[SUPPLIED ENTRIES Boundary: Start]
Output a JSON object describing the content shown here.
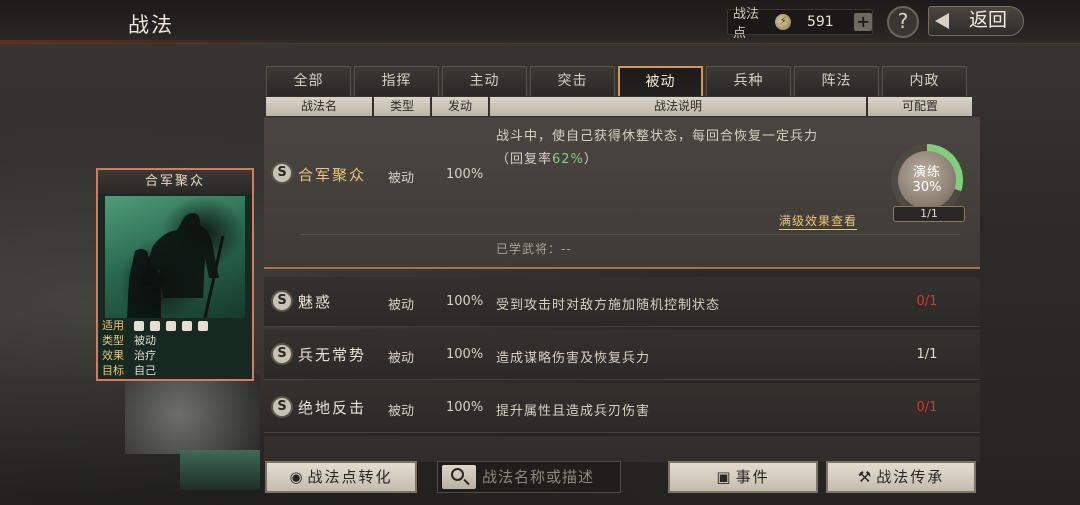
{
  "topbar": {
    "title": "战法",
    "points_label": "战法点",
    "points_value": "591",
    "back_label": "返回"
  },
  "tabs": [
    "全部",
    "指挥",
    "主动",
    "突击",
    "被动",
    "兵种",
    "阵法",
    "内政"
  ],
  "active_tab": "被动",
  "columns": [
    "战法名",
    "类型",
    "发动",
    "战法说明",
    "可配置"
  ],
  "selected": {
    "name": "合军聚众",
    "type": "被动",
    "rate": "100%",
    "desc_line1": "战斗中，使自己获得休整状态，每回合恢复一定兵力",
    "desc_line2_pre": "（回复率",
    "desc_line2_val": "62%",
    "desc_line2_post": "）",
    "learned": "已学武将：--",
    "full_effect": "满级效果查看",
    "practice_label": "演练",
    "practice_pct": "30%",
    "practice_value": 0.3,
    "practice_count": "1/1"
  },
  "rows": [
    {
      "name": "魅惑",
      "type": "被动",
      "rate": "100%",
      "desc": "受到攻击时对敌方施加随机控制状态",
      "config": "0/1",
      "config_color": "#d23a2e"
    },
    {
      "name": "兵无常势",
      "type": "被动",
      "rate": "100%",
      "desc": "造成谋略伤害及恢复兵力",
      "config": "1/1",
      "config_color": "#e0dacb"
    },
    {
      "name": "绝地反击",
      "type": "被动",
      "rate": "100%",
      "desc": "提升属性且造成兵刃伤害",
      "config": "0/1",
      "config_color": "#d23a2e"
    }
  ],
  "card": {
    "title": "合军聚众",
    "apply_label": "适用",
    "type_label": "类型",
    "type_value": "被动",
    "effect_label": "效果",
    "effect_value": "治疗",
    "target_label": "目标",
    "target_value": "自己"
  },
  "bottom": {
    "convert_label": "战法点转化",
    "search_placeholder": "战法名称或描述",
    "event_label": "事件",
    "inherit_label": "战法传承"
  },
  "colors": {
    "accent": "#d49a4a",
    "gold_text": "#e8c77a",
    "green_text": "#7fd07c",
    "red_text": "#d23a2e"
  }
}
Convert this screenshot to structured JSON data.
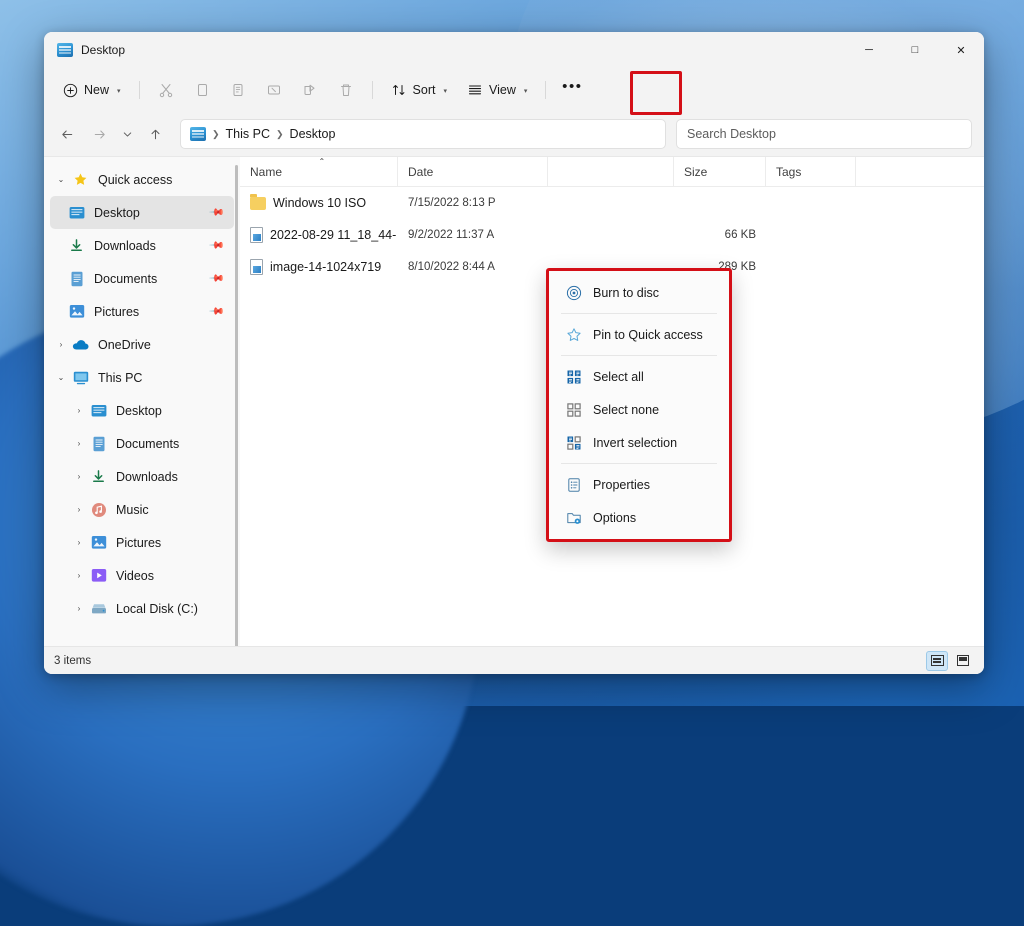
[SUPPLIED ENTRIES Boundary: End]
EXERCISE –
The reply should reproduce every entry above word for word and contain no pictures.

RESPONSE FOR THIS EXERCISE –
Output a JSON object describing the content shown here.
{
  "topbar": {
    "title": "战法",
    "points_label": "战法点",
    "points_value": "591",
    "back_label": "返回"
  },
  "tabs": [
    "全部",
    "指挥",
    "主动",
    "突击",
    "被动",
    "兵种",
    "阵法",
    "内政"
  ],
  "active_tab": "被动",
  "columns": [
    "战法名",
    "类型",
    "发动",
    "战法说明",
    "可配置"
  ],
  "selected": {
    "name": "合军聚众",
    "type": "被动",
    "rate": "100%",
    "desc_line1": "战斗中，使自己获得休整状态，每回合恢复一定兵力",
    "desc_line2_pre": "（回复率",
    "desc_line2_val": "62%",
    "desc_line2_post": "）",
    "learned": "已学武将：--",
    "full_effect": "满级效果查看",
    "practice_label": "演练",
    "practice_pct": "30%",
    "practice_value": 0.3,
    "practice_count": "1/1"
  },
  "rows": [
    {
      "name": "魅惑",
      "type": "被动",
      "rate": "100%",
      "desc": "受到攻击时对敌方施加随机控制状态",
      "config": "0/1",
      "config_color": "#d23a2e"
    },
    {
      "name": "兵无常势",
      "type": "被动",
      "rate": "100%",
      "desc": "造成谋略伤害及恢复兵力",
      "config": "1/1",
      "config_color": "#e0dacb"
    },
    {
      "name": "绝地反击",
      "type": "被动",
      "rate": "100%",
      "desc": "提升属性且造成兵刃伤害",
      "config": "0/1",
      "config_color": "#d23a2e"
    }
  ],
  "card": {
    "title": "合军聚众",
    "apply_label": "适用",
    "type_label": "类型",
    "type_value": "被动",
    "effect_label": "效果",
    "effect_value": "治疗",
    "target_label": "目标",
    "target_value": "自己"
  },
  "bottom": {
    "convert_label": "战法点转化",
    "search_placeholder": "战法名称或描述",
    "event_label": "事件",
    "inherit_label": "战法传承"
  },
  "colors": {
    "accent": "#d49a4a",
    "gold_text": "#e8c77a",
    "green_text": "#7fd07c",
    "red_text": "#d23a2e"
  }
}
Convert this screenshot to structured JSON data.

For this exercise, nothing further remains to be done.